» Problem to solve: Leave out the pictures and repeat the entries below verbatim.

» Data for the task:
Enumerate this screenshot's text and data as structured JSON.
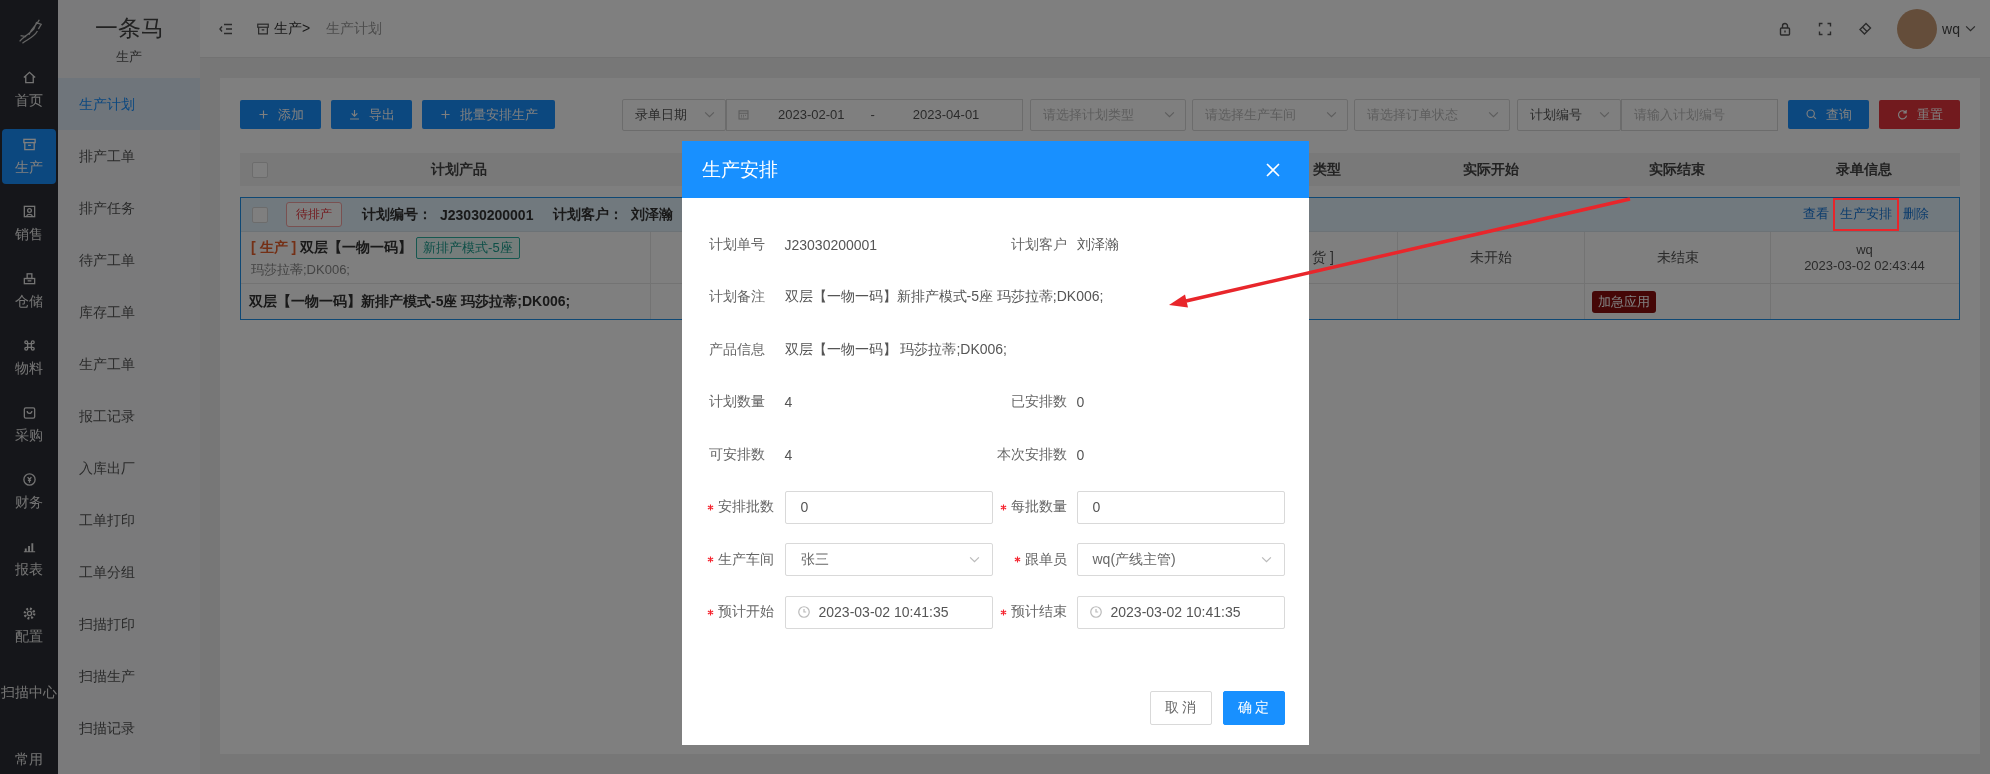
{
  "rail": {
    "items": [
      {
        "label": "首页",
        "kind": "home",
        "selected": false
      },
      {
        "label": "生产",
        "kind": "archive",
        "selected": true
      },
      {
        "label": "销售",
        "kind": "portrait",
        "selected": false
      },
      {
        "label": "仓储",
        "kind": "stack",
        "selected": false
      },
      {
        "label": "物料",
        "kind": "command",
        "selected": false
      },
      {
        "label": "采购",
        "kind": "bag",
        "selected": false
      },
      {
        "label": "财务",
        "kind": "coin",
        "selected": false
      },
      {
        "label": "报表",
        "kind": "bars",
        "selected": false
      },
      {
        "label": "配置",
        "kind": "gear",
        "selected": false
      },
      {
        "label": "扫描中心",
        "kind": "text",
        "selected": false
      },
      {
        "label": "常用",
        "kind": "text",
        "selected": false
      }
    ]
  },
  "app": {
    "title": "一条马",
    "module": "生产"
  },
  "menu": {
    "items": [
      {
        "label": "生产计划",
        "selected": true
      },
      {
        "label": "排产工单",
        "selected": false
      },
      {
        "label": "排产任务",
        "selected": false
      },
      {
        "label": "待产工单",
        "selected": false
      },
      {
        "label": "库存工单",
        "selected": false
      },
      {
        "label": "生产工单",
        "selected": false
      },
      {
        "label": "报工记录",
        "selected": false
      },
      {
        "label": "入库出厂",
        "selected": false
      },
      {
        "label": "工单打印",
        "selected": false
      },
      {
        "label": "工单分组",
        "selected": false
      },
      {
        "label": "扫描打印",
        "selected": false
      },
      {
        "label": "扫描生产",
        "selected": false
      },
      {
        "label": "扫描记录",
        "selected": false
      }
    ]
  },
  "header": {
    "breadcrumb": [
      {
        "label": "生产>"
      },
      {
        "label": "生产计划"
      }
    ],
    "user": {
      "name": "wq"
    }
  },
  "toolbar": {
    "buttons": [
      {
        "label": "添加",
        "kind": "add"
      },
      {
        "label": "导出",
        "kind": "export"
      },
      {
        "label": "批量安排生产",
        "kind": "add"
      }
    ],
    "date_type": {
      "value": "录单日期"
    },
    "date_range": {
      "start": "2023-02-01",
      "separator": "-",
      "end": "2023-04-01"
    },
    "selects": [
      {
        "placeholder": "请选择计划类型"
      },
      {
        "placeholder": "请选择生产车间"
      },
      {
        "placeholder": "请选择订单状态"
      }
    ],
    "code_type": {
      "value": "计划编号"
    },
    "code_input": {
      "placeholder": "请输入计划编号"
    },
    "actions": [
      {
        "label": "查询",
        "kind": "search"
      },
      {
        "label": "重置",
        "kind": "reset"
      }
    ]
  },
  "table": {
    "header_checked": false,
    "columns": [
      "计划产品",
      "类型",
      "实际开始",
      "实际结束",
      "录单信息"
    ],
    "group": {
      "checked": false,
      "status": "待排产",
      "plan_no_label": "计划编号：",
      "plan_no": "J23030200001",
      "customer_label": "计划客户：",
      "customer": "刘泽瀚",
      "actions": [
        {
          "label": "查看",
          "highlighted": false
        },
        {
          "label": "生产安排",
          "highlighted": true
        },
        {
          "label": "删除",
          "highlighted": false
        }
      ]
    },
    "product_row": {
      "tag": "[ 生产 ]",
      "name": "双层【一物一码】",
      "mode": "新排产模式-5座",
      "spec": "玛莎拉蒂;DK006;",
      "type": "货 ]",
      "start": "未开始",
      "end": "未结束",
      "creator": "wq",
      "created": "2023-03-02 02:43:44"
    },
    "note_row": {
      "note": "双层【一物一码】新排产模式-5座 玛莎拉蒂;DK006;",
      "badge": "加急应用"
    }
  },
  "modal": {
    "title": "生产安排",
    "info_rows": [
      {
        "cells": [
          {
            "label": "计划单号",
            "value": "J23030200001"
          },
          {
            "label": "计划客户",
            "value": "刘泽瀚"
          }
        ]
      },
      {
        "cells": [
          {
            "label": "计划备注",
            "value": "双层【一物一码】新排产模式-5座 玛莎拉蒂;DK006;"
          }
        ]
      },
      {
        "cells": [
          {
            "label": "产品信息",
            "value": "双层【一物一码】 玛莎拉蒂;DK006;"
          }
        ]
      },
      {
        "cells": [
          {
            "label": "计划数量",
            "value": "4"
          },
          {
            "label": "已安排数",
            "value": "0"
          }
        ]
      },
      {
        "cells": [
          {
            "label": "可安排数",
            "value": "4"
          },
          {
            "label": "本次安排数",
            "value": "0"
          }
        ]
      }
    ],
    "field_rows": [
      {
        "cells": [
          {
            "label": "安排批数",
            "required": true,
            "kind": "input",
            "value": "0"
          },
          {
            "label": "每批数量",
            "required": true,
            "kind": "input",
            "value": "0"
          }
        ]
      },
      {
        "cells": [
          {
            "label": "生产车间",
            "required": true,
            "kind": "select",
            "value": "张三"
          },
          {
            "label": "跟单员",
            "required": true,
            "kind": "select",
            "value": "wq(产线主管)"
          }
        ]
      },
      {
        "cells": [
          {
            "label": "预计开始",
            "required": true,
            "kind": "datetime",
            "value": "2023-03-02 10:41:35"
          },
          {
            "label": "预计结束",
            "required": true,
            "kind": "datetime",
            "value": "2023-03-02 10:41:35"
          }
        ]
      }
    ],
    "buttons": [
      {
        "label": "取 消",
        "kind": "default"
      },
      {
        "label": "确 定",
        "kind": "primary"
      }
    ]
  }
}
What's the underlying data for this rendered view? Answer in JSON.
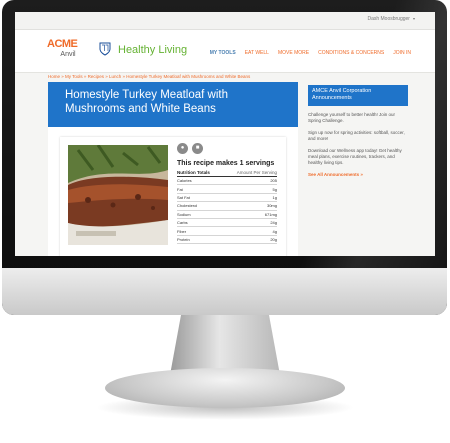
{
  "topbar": {
    "user_menu": "Dash Moosbrugger",
    "caret": "▾"
  },
  "logo": {
    "top": "ACME",
    "bottom": "Anvil",
    "mayo": "MAYO CLINIC"
  },
  "brand": {
    "name": "Healthy Living"
  },
  "nav": {
    "items": [
      {
        "label": "MY TOOLS"
      },
      {
        "label": "EAT WELL"
      },
      {
        "label": "MOVE MORE"
      },
      {
        "label": "CONDITIONS & CONCERNS"
      },
      {
        "label": "JOIN IN"
      }
    ]
  },
  "breadcrumb": "Home » My Tools » Recipes » Lunch » Homestyle Turkey Meatloaf with Mushrooms and White Beans",
  "recipe": {
    "title": "Homestyle Turkey Meatloaf with Mushrooms and White Beans",
    "servings": "This recipe makes 1 servings",
    "icons": [
      "recipe-icon",
      "print-icon"
    ],
    "nutrition_header": "Nutrition Totals",
    "amount_header": "Amount Per Serving",
    "nutrition": [
      {
        "name": "Calories",
        "value": "205"
      },
      {
        "name": "Fat",
        "value": "5g"
      },
      {
        "name": "Sat Fat",
        "value": "1g"
      },
      {
        "name": "Cholesterol",
        "value": "30mg"
      },
      {
        "name": "Sodium",
        "value": "671mg"
      },
      {
        "name": "Carbs",
        "value": "24g"
      },
      {
        "name": "Fiber",
        "value": "4g"
      },
      {
        "name": "Protein",
        "value": "20g"
      }
    ]
  },
  "sidebar": {
    "announcement_title": "AMCE Anvil Corporation Announcements",
    "p1": "Challenge yourself to better health! Join our Spring Challenge.",
    "p2": "Sign up now for spring activities: softball, soccer, and more!",
    "p3": "Download our Wellness app today! Get healthy meal plans, exercise routines, trackers, and healthy living tips.",
    "see_all": "See All Announcements »"
  },
  "colors": {
    "accent_orange": "#ef6b2a",
    "brand_green": "#65b233",
    "blue": "#1f74c9",
    "nav_active": "#4a7fb1"
  }
}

» Exercise response:
Enumerate this screenshot's text and data as structured JSON.
{
  "rail": {
    "items": [
      {
        "label": "首页",
        "kind": "home",
        "selected": false
      },
      {
        "label": "生产",
        "kind": "archive",
        "selected": true
      },
      {
        "label": "销售",
        "kind": "portrait",
        "selected": false
      },
      {
        "label": "仓储",
        "kind": "stack",
        "selected": false
      },
      {
        "label": "物料",
        "kind": "command",
        "selected": false
      },
      {
        "label": "采购",
        "kind": "bag",
        "selected": false
      },
      {
        "label": "财务",
        "kind": "coin",
        "selected": false
      },
      {
        "label": "报表",
        "kind": "bars",
        "selected": false
      },
      {
        "label": "配置",
        "kind": "gear",
        "selected": false
      },
      {
        "label": "扫描中心",
        "kind": "text",
        "selected": false
      },
      {
        "label": "常用",
        "kind": "text",
        "selected": false
      }
    ]
  },
  "app": {
    "title": "一条马",
    "module": "生产"
  },
  "menu": {
    "items": [
      {
        "label": "生产计划",
        "selected": true
      },
      {
        "label": "排产工单",
        "selected": false
      },
      {
        "label": "排产任务",
        "selected": false
      },
      {
        "label": "待产工单",
        "selected": false
      },
      {
        "label": "库存工单",
        "selected": false
      },
      {
        "label": "生产工单",
        "selected": false
      },
      {
        "label": "报工记录",
        "selected": false
      },
      {
        "label": "入库出厂",
        "selected": false
      },
      {
        "label": "工单打印",
        "selected": false
      },
      {
        "label": "工单分组",
        "selected": false
      },
      {
        "label": "扫描打印",
        "selected": false
      },
      {
        "label": "扫描生产",
        "selected": false
      },
      {
        "label": "扫描记录",
        "selected": false
      }
    ]
  },
  "header": {
    "breadcrumb": [
      {
        "label": "生产>"
      },
      {
        "label": "生产计划"
      }
    ],
    "user": {
      "name": "wq"
    }
  },
  "toolbar": {
    "buttons": [
      {
        "label": "添加",
        "kind": "add"
      },
      {
        "label": "导出",
        "kind": "export"
      },
      {
        "label": "批量安排生产",
        "kind": "add"
      }
    ],
    "date_type": {
      "value": "录单日期"
    },
    "date_range": {
      "start": "2023-02-01",
      "separator": "-",
      "end": "2023-04-01"
    },
    "selects": [
      {
        "placeholder": "请选择计划类型"
      },
      {
        "placeholder": "请选择生产车间"
      },
      {
        "placeholder": "请选择订单状态"
      }
    ],
    "code_type": {
      "value": "计划编号"
    },
    "code_input": {
      "placeholder": "请输入计划编号"
    },
    "actions": [
      {
        "label": "查询",
        "kind": "search"
      },
      {
        "label": "重置",
        "kind": "reset"
      }
    ]
  },
  "table": {
    "header_checked": false,
    "columns": [
      "计划产品",
      "类型",
      "实际开始",
      "实际结束",
      "录单信息"
    ],
    "group": {
      "checked": false,
      "status": "待排产",
      "plan_no_label": "计划编号：",
      "plan_no": "J23030200001",
      "customer_label": "计划客户：",
      "customer": "刘泽瀚",
      "actions": [
        {
          "label": "查看",
          "highlighted": false
        },
        {
          "label": "生产安排",
          "highlighted": true
        },
        {
          "label": "删除",
          "highlighted": false
        }
      ]
    },
    "product_row": {
      "tag": "[ 生产 ]",
      "name": "双层【一物一码】",
      "mode": "新排产模式-5座",
      "spec": "玛莎拉蒂;DK006;",
      "type": "货 ]",
      "start": "未开始",
      "end": "未结束",
      "creator": "wq",
      "created": "2023-03-02 02:43:44"
    },
    "note_row": {
      "note": "双层【一物一码】新排产模式-5座 玛莎拉蒂;DK006;",
      "badge": "加急应用"
    }
  },
  "modal": {
    "title": "生产安排",
    "info_rows": [
      {
        "cells": [
          {
            "label": "计划单号",
            "value": "J23030200001"
          },
          {
            "label": "计划客户",
            "value": "刘泽瀚"
          }
        ]
      },
      {
        "cells": [
          {
            "label": "计划备注",
            "value": "双层【一物一码】新排产模式-5座 玛莎拉蒂;DK006;"
          }
        ]
      },
      {
        "cells": [
          {
            "label": "产品信息",
            "value": "双层【一物一码】 玛莎拉蒂;DK006;"
          }
        ]
      },
      {
        "cells": [
          {
            "label": "计划数量",
            "value": "4"
          },
          {
            "label": "已安排数",
            "value": "0"
          }
        ]
      },
      {
        "cells": [
          {
            "label": "可安排数",
            "value": "4"
          },
          {
            "label": "本次安排数",
            "value": "0"
          }
        ]
      }
    ],
    "field_rows": [
      {
        "cells": [
          {
            "label": "安排批数",
            "required": true,
            "kind": "input",
            "value": "0"
          },
          {
            "label": "每批数量",
            "required": true,
            "kind": "input",
            "value": "0"
          }
        ]
      },
      {
        "cells": [
          {
            "label": "生产车间",
            "required": true,
            "kind": "select",
            "value": "张三"
          },
          {
            "label": "跟单员",
            "required": true,
            "kind": "select",
            "value": "wq(产线主管)"
          }
        ]
      },
      {
        "cells": [
          {
            "label": "预计开始",
            "required": true,
            "kind": "datetime",
            "value": "2023-03-02 10:41:35"
          },
          {
            "label": "预计结束",
            "required": true,
            "kind": "datetime",
            "value": "2023-03-02 10:41:35"
          }
        ]
      }
    ],
    "buttons": [
      {
        "label": "取 消",
        "kind": "default"
      },
      {
        "label": "确 定",
        "kind": "primary"
      }
    ]
  }
}
What's the underlying data for this rendered view? Answer in JSON.
{
  "topbar": {
    "user_menu": "Dash Moosbrugger",
    "caret": "▾"
  },
  "logo": {
    "top": "ACME",
    "bottom": "Anvil",
    "mayo": "MAYO CLINIC"
  },
  "brand": {
    "name": "Healthy Living"
  },
  "nav": {
    "items": [
      {
        "label": "MY TOOLS"
      },
      {
        "label": "EAT WELL"
      },
      {
        "label": "MOVE MORE"
      },
      {
        "label": "CONDITIONS & CONCERNS"
      },
      {
        "label": "JOIN IN"
      }
    ]
  },
  "breadcrumb": "Home » My Tools » Recipes » Lunch » Homestyle Turkey Meatloaf with Mushrooms and White Beans",
  "recipe": {
    "title": "Homestyle Turkey Meatloaf with Mushrooms and White Beans",
    "servings": "This recipe makes 1 servings",
    "icons": [
      "recipe-icon",
      "print-icon"
    ],
    "nutrition_header": "Nutrition Totals",
    "amount_header": "Amount Per Serving",
    "nutrition": [
      {
        "name": "Calories",
        "value": "205"
      },
      {
        "name": "Fat",
        "value": "5g"
      },
      {
        "name": "Sat Fat",
        "value": "1g"
      },
      {
        "name": "Cholesterol",
        "value": "30mg"
      },
      {
        "name": "Sodium",
        "value": "671mg"
      },
      {
        "name": "Carbs",
        "value": "24g"
      },
      {
        "name": "Fiber",
        "value": "4g"
      },
      {
        "name": "Protein",
        "value": "20g"
      }
    ]
  },
  "sidebar": {
    "announcement_title": "AMCE Anvil Corporation Announcements",
    "p1": "Challenge yourself to better health! Join our Spring Challenge.",
    "p2": "Sign up now for spring activities: softball, soccer, and more!",
    "p3": "Download our Wellness app today! Get healthy meal plans, exercise routines, trackers, and healthy living tips.",
    "see_all": "See All Announcements »"
  },
  "colors": {
    "accent_orange": "#ef6b2a",
    "brand_green": "#65b233",
    "blue": "#1f74c9",
    "nav_active": "#4a7fb1"
  }
}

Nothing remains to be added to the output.